▸ Problem requirements
Only a number is wanted here: the count of lines in the entries below that contain the word "JSON".

Data about app and page elements:
======

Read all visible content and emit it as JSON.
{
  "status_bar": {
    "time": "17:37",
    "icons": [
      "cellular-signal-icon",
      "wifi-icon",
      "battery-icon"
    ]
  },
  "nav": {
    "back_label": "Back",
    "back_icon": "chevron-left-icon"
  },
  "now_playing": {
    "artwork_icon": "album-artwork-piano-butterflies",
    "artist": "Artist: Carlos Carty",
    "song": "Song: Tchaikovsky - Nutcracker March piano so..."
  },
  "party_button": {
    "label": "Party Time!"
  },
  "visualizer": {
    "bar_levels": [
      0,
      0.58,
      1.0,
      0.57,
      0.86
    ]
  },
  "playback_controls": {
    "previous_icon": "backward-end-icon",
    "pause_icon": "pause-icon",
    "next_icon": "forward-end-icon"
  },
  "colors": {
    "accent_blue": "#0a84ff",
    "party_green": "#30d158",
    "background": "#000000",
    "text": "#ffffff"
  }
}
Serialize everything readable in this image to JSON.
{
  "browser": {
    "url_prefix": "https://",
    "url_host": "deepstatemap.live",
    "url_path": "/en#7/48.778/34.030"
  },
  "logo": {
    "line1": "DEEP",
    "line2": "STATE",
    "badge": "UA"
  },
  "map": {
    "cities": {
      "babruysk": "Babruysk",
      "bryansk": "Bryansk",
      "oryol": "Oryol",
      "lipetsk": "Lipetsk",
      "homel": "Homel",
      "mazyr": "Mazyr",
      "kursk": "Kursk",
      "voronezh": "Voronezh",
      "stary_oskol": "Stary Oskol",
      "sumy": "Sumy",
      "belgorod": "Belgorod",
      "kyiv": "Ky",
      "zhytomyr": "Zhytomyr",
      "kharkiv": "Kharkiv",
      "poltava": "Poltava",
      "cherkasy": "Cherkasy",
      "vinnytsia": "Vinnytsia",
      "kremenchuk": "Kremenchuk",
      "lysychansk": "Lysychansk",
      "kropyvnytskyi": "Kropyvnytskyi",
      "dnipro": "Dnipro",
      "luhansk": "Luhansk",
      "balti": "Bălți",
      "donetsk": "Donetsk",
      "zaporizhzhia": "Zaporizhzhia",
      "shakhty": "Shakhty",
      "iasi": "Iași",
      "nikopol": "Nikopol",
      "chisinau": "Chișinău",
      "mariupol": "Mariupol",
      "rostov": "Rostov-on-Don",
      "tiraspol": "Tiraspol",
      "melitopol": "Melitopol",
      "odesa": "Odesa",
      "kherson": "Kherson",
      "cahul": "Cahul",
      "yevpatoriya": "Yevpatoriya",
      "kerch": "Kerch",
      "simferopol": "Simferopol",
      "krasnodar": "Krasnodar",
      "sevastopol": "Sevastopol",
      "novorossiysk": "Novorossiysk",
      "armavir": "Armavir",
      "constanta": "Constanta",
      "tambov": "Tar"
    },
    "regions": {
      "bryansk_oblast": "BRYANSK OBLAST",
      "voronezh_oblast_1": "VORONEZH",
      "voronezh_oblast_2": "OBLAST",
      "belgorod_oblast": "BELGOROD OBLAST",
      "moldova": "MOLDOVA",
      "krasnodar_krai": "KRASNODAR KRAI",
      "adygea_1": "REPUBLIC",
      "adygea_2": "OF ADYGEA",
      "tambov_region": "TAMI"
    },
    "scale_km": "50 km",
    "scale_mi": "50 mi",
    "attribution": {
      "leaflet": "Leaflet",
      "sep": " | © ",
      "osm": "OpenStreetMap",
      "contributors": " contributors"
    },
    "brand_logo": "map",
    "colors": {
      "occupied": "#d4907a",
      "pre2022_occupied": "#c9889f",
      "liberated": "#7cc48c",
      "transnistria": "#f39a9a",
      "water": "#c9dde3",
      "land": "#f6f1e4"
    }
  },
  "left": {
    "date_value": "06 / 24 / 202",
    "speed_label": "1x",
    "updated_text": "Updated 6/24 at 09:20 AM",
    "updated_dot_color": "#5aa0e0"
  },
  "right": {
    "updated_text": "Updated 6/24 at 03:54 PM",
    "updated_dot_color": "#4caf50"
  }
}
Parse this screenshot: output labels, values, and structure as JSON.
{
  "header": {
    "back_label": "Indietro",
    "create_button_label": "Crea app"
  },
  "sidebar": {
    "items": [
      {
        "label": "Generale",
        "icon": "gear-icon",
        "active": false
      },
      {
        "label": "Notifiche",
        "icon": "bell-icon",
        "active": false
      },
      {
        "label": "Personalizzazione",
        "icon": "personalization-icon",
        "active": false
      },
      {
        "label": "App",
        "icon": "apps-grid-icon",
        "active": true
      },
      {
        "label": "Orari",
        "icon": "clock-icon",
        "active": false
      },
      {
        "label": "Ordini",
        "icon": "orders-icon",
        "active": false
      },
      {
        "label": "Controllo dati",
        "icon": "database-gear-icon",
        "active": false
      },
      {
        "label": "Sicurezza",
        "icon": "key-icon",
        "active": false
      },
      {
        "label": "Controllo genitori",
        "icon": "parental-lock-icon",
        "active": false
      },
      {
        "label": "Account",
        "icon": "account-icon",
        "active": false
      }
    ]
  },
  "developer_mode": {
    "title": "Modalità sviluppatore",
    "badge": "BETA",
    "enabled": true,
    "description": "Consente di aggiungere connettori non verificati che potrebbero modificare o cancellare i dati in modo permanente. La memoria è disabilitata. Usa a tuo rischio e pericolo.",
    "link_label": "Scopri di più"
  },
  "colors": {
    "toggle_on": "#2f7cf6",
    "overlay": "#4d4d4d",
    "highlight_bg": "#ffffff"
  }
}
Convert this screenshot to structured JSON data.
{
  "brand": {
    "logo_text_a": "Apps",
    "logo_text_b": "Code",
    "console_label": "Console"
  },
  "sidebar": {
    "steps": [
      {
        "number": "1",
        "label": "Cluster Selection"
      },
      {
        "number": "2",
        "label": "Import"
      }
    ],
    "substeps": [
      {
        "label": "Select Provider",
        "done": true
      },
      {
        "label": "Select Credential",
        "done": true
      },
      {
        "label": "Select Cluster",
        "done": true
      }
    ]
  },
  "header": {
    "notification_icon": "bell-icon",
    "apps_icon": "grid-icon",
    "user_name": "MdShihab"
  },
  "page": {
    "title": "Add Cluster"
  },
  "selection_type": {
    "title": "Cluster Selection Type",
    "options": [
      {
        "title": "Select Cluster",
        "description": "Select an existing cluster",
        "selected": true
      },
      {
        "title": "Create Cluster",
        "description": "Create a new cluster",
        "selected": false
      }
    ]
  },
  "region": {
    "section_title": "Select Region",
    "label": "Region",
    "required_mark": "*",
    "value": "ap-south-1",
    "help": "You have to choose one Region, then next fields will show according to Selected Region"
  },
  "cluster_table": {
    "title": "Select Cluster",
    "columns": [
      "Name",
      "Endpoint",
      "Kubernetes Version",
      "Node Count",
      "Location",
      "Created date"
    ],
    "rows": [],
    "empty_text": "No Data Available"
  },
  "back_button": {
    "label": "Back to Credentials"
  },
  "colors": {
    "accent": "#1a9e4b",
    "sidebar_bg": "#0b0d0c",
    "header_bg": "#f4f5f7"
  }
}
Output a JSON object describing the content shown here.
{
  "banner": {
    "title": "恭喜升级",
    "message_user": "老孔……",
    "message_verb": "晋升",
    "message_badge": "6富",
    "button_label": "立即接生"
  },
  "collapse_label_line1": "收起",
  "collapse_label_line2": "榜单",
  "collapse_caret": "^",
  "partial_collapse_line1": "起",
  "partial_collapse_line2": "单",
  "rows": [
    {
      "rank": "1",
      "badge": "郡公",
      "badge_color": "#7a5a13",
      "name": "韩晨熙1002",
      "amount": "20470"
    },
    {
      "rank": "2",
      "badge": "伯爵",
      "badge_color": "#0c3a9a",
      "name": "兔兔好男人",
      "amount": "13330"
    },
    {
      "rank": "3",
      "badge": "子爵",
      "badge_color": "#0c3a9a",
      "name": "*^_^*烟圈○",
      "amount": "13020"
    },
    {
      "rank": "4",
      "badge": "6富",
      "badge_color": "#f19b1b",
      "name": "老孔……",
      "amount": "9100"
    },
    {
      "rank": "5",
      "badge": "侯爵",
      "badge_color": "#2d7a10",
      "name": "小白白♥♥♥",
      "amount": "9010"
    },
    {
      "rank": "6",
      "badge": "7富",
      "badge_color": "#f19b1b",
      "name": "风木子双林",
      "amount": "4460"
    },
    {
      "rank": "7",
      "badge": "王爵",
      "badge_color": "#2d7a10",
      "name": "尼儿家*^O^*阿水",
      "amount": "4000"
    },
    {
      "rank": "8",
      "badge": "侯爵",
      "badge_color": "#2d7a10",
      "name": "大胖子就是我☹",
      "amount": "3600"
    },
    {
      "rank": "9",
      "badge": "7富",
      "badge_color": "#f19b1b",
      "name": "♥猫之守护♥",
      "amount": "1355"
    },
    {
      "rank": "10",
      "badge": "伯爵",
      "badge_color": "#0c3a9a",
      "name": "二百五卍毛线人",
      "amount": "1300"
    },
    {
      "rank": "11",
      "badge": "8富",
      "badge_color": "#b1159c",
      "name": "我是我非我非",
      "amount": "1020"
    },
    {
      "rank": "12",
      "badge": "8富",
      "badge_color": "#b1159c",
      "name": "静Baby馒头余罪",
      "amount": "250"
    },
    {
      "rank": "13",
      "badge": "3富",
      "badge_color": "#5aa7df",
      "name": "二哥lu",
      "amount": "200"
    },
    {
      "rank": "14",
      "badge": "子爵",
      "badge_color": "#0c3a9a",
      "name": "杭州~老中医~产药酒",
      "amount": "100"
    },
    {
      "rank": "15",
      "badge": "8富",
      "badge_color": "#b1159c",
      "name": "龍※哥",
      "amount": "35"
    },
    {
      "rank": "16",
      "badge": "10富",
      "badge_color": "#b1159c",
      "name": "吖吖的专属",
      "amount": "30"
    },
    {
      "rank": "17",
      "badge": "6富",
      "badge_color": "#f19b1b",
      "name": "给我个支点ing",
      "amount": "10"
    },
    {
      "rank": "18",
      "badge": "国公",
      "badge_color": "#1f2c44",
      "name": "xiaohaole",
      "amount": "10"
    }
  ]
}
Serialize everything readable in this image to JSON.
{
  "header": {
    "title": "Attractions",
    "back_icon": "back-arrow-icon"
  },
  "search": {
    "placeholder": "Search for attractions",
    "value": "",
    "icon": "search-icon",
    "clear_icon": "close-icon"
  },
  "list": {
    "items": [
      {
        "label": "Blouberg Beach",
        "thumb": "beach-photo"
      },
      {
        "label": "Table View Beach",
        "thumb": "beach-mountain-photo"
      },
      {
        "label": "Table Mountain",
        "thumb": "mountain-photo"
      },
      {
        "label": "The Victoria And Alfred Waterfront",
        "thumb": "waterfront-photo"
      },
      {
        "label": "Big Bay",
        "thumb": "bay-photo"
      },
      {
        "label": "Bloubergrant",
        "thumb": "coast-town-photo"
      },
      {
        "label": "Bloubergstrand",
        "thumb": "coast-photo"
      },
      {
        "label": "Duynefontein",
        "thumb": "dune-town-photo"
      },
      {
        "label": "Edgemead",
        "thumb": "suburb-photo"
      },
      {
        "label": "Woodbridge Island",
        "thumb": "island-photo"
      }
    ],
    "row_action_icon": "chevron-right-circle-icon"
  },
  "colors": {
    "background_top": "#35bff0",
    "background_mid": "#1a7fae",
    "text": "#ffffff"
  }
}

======

▸ Your solution
6